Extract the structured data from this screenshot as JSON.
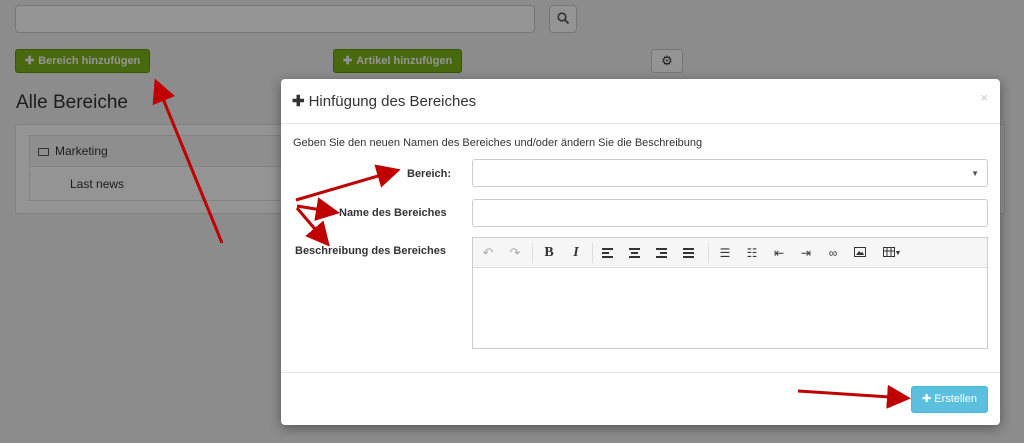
{
  "background": {
    "add_area_button": "Bereich hinzufügen",
    "add_article_button": "Artikel hinzufügen",
    "page_title": "Alle Bereiche",
    "areas": [
      {
        "label": "Marketing"
      },
      {
        "label": "Last news"
      }
    ]
  },
  "modal": {
    "title": "Hinfügung des Bereiches",
    "close": "×",
    "intro": "Geben Sie den neuen Namen des Bereiches und/oder ändern Sie die Beschreibung",
    "fields": {
      "area_label": "Bereich:",
      "area_value": "",
      "name_label": "Name des Bereiches",
      "name_value": "",
      "description_label": "Beschreibung des Bereiches"
    },
    "create_button": "Erstellen"
  },
  "icons": [
    "search-icon",
    "gear-icon",
    "folder-icon",
    "plus-icon",
    "close-icon",
    "undo-icon",
    "redo-icon",
    "bold-icon",
    "italic-icon",
    "align-left-icon",
    "align-center-icon",
    "align-right-icon",
    "justify-icon",
    "bullet-list-icon",
    "numbered-list-icon",
    "outdent-icon",
    "indent-icon",
    "link-icon",
    "image-icon",
    "table-icon"
  ],
  "colors": {
    "green_button": "#7cb518",
    "info_button": "#5bc0de",
    "annotation_arrow": "#c00000"
  }
}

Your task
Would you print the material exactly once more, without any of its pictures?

Solution to this problem
Extract the structured data from this screenshot as JSON.
{
  "background": {
    "add_area_button": "Bereich hinzufügen",
    "add_article_button": "Artikel hinzufügen",
    "page_title": "Alle Bereiche",
    "areas": [
      {
        "label": "Marketing"
      },
      {
        "label": "Last news"
      }
    ]
  },
  "modal": {
    "title": "Hinfügung des Bereiches",
    "close": "×",
    "intro": "Geben Sie den neuen Namen des Bereiches und/oder ändern Sie die Beschreibung",
    "fields": {
      "area_label": "Bereich:",
      "area_value": "",
      "name_label": "Name des Bereiches",
      "name_value": "",
      "description_label": "Beschreibung des Bereiches"
    },
    "create_button": "Erstellen"
  },
  "icons": [
    "search-icon",
    "gear-icon",
    "folder-icon",
    "plus-icon",
    "close-icon",
    "undo-icon",
    "redo-icon",
    "bold-icon",
    "italic-icon",
    "align-left-icon",
    "align-center-icon",
    "align-right-icon",
    "justify-icon",
    "bullet-list-icon",
    "numbered-list-icon",
    "outdent-icon",
    "indent-icon",
    "link-icon",
    "image-icon",
    "table-icon"
  ],
  "colors": {
    "green_button": "#7cb518",
    "info_button": "#5bc0de",
    "annotation_arrow": "#c00000"
  }
}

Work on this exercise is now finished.